Pathways Parishes Moderator/Chaplain
The place was Eilenburg, Saxony (in what is now Germany), and the time, the beginning of the horrific Thirty Years’ War. The people were the good folk of that town and its churches and so many people who entered it — soldiers who came to invade and human beings who were fugitives and refugees from the violence that surrounded them. What accompanied them was plague, pestilence, and a virulent pandemic. Things got worse and worse for the people and for the pastor, Martin Rinkart.
Pastor Rinkart was a faithful pastor and a theological son of the Lutheran tradition. He was confronted by his surroundings and all the sickness in stark ways. He prayed, led, and visited his flock, but the moment called upon him to do so much more: burial upon burial upon burial, sometimes 50 a day. In the worst year, the parish register shows that – as the only pastor still living in the city – he did more than 4,000 burials, including that of his own beloved spouse.
What could Pastor Rinkart do? How could he continue on his pathway of faith and ministry? Where was his strength to be found?
An important part of his spirituality was writing the texts for hymns as a way of expressing what was most solid, enduring, and hopeful in his faith and in his life. So that is what he did. He wrote a hymn. It was a hymn of thanksgiving – of all things – and deep gratitude.
Now thank we all our God, with heart and hands and voices.
Who wondrous things has done, in Whom this world rejoices.
Who from our mothers’ arms has blessed us on our way,
With countless gifts of love, and still is ours today.
Oh, may this bounteous God through all our life be near us,
With ever joyful hearts and blessed peace to cheer us;
And keep us in His grace and guide us when perplexed.
And guard us through all ills in this world, till the next!
At all times…in all places, wondrously…paradoxically.
This hymn was and is one of the greatest expressions of thanksgiving and gratitude of all time. It has brought tears to my eyes when multitudes have gathered to praise the Creator, and it brings tears to my eyes when we are socially isolated, sheltered at home, and unsure about the future. It pertains to me, and it pertains to us in our pathway of faith, our pathway of vitality. Because…it is gratitude and thanksgiving that helps us recognize the grace and goodness of God, even in times like these. It is gratitude and thanksgiving that frees me to be generous in spirit and loving in action. It is gratitude and thanksgiving that fortifies my soul to walk the walk of faith and life.

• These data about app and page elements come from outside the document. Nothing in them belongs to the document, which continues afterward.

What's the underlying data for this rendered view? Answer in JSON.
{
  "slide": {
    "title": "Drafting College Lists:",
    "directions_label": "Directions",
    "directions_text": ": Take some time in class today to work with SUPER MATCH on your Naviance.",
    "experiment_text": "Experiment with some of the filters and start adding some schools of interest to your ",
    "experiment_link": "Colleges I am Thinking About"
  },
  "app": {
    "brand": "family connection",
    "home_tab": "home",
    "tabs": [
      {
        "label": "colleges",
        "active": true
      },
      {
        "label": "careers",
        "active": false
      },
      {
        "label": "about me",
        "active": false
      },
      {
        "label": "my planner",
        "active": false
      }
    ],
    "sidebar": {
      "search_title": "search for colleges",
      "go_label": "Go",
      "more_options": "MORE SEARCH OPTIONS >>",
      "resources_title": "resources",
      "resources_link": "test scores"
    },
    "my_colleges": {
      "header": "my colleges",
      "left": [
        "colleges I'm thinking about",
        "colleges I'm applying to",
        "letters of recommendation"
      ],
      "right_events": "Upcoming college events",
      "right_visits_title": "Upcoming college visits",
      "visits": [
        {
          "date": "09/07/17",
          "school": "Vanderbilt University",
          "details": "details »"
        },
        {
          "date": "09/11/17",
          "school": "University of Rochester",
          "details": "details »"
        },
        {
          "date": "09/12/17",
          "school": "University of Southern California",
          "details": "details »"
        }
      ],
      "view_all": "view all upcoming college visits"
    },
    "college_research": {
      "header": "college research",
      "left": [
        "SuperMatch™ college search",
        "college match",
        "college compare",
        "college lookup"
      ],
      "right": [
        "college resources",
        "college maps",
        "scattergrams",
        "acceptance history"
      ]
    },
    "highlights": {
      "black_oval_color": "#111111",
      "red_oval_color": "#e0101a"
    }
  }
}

“Now Thank We All Our God” – now, at this time, in the face of challenge and anxiety. Thus we proceed on the pathway accompanied by God, strengthened by God’s grace, and loved, so deeply loved.